#### What you are asked to do:
Determine how many lines below contain the word "header", then state only that figure.

--- Entries shown ---

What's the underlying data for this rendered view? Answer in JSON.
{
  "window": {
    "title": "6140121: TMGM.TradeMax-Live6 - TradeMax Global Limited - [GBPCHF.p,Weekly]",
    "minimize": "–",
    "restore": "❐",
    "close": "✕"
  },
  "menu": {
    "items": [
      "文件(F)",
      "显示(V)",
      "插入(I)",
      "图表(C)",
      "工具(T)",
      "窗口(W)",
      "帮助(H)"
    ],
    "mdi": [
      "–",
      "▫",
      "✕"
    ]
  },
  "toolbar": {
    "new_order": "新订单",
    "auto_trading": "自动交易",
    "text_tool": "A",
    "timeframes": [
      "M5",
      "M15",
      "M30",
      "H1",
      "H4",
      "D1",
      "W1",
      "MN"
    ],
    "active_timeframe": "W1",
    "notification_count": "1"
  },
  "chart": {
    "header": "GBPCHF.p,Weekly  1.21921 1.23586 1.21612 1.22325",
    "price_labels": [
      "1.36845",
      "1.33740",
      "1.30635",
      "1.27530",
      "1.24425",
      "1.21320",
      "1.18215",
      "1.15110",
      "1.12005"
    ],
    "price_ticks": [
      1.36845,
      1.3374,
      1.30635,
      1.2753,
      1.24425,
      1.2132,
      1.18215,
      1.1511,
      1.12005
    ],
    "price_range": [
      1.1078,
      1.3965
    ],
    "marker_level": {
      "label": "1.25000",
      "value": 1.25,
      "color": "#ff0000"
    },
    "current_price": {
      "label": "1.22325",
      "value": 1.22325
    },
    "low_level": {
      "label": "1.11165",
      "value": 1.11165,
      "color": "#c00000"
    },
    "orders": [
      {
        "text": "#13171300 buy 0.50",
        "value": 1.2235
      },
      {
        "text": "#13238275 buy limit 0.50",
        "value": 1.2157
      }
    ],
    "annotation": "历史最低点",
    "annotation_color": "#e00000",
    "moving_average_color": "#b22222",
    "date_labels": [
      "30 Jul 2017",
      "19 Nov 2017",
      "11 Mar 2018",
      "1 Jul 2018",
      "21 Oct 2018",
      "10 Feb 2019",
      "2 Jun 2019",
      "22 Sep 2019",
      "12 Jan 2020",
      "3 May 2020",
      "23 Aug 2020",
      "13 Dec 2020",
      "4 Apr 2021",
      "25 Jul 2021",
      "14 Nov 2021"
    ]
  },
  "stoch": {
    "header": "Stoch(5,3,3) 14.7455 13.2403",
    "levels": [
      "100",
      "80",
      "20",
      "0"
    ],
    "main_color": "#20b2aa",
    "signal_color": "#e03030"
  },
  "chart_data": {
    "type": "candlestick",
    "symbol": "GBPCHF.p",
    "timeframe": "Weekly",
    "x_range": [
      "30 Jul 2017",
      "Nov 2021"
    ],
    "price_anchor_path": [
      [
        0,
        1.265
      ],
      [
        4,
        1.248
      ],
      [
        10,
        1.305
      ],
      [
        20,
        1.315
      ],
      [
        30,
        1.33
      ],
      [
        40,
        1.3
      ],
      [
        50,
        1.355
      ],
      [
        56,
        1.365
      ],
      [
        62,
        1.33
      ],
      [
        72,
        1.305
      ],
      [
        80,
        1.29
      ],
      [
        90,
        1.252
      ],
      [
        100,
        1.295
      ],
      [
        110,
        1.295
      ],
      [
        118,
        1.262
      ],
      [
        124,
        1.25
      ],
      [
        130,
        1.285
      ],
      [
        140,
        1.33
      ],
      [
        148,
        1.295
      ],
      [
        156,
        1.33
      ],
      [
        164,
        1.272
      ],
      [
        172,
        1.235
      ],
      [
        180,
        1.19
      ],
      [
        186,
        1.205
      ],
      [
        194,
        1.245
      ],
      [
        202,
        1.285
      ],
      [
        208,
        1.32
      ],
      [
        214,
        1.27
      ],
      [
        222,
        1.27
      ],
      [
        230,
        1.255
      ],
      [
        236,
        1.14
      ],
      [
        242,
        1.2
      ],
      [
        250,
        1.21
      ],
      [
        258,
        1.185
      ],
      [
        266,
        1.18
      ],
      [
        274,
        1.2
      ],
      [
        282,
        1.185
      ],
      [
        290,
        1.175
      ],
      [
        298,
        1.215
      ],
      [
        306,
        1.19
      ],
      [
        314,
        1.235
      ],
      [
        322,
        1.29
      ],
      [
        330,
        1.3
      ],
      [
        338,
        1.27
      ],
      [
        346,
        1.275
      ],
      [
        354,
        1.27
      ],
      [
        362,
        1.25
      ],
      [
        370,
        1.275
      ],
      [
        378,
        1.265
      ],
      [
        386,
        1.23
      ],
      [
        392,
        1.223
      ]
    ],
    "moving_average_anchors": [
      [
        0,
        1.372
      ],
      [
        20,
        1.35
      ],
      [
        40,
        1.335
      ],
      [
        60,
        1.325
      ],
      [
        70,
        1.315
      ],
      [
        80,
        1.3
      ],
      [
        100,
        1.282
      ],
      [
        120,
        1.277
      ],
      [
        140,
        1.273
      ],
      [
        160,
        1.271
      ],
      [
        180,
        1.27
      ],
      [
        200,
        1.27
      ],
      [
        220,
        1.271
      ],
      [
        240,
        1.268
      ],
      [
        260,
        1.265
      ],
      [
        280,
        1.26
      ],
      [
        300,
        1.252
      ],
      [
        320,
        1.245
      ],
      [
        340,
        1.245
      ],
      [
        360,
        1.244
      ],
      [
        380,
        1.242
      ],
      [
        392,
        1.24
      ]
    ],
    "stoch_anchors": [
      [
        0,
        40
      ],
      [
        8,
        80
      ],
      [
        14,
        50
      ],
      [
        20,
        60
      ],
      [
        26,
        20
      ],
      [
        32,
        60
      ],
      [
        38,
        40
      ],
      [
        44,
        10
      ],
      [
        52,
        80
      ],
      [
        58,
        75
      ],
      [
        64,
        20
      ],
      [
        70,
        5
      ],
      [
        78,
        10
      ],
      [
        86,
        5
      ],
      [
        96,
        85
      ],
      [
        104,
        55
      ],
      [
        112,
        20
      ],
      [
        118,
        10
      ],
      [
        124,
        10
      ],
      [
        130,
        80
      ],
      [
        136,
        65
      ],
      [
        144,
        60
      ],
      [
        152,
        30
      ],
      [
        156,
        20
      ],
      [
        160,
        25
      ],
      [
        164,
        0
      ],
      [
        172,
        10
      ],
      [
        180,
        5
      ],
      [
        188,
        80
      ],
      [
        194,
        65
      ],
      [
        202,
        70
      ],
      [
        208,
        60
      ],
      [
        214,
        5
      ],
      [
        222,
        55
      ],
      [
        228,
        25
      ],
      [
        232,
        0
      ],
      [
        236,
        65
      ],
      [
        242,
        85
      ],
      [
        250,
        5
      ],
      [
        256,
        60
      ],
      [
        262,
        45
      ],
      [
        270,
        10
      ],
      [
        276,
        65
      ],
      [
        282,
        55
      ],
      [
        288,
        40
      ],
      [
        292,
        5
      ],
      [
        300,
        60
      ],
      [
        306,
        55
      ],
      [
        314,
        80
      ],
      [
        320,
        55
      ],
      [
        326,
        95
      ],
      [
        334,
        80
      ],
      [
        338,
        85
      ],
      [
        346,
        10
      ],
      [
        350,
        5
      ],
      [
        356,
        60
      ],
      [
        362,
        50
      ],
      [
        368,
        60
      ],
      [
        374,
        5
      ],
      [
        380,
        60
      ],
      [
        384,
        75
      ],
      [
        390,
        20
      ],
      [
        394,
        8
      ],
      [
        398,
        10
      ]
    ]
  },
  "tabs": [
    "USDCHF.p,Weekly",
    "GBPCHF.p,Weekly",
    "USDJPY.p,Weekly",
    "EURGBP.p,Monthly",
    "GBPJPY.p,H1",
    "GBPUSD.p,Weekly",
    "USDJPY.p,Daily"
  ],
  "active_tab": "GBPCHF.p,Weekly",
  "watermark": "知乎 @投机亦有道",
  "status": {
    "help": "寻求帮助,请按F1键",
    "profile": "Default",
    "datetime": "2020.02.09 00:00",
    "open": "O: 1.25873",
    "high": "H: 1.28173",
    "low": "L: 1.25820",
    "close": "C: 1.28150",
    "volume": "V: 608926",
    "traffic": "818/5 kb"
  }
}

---

#### Reply to the exercise:
2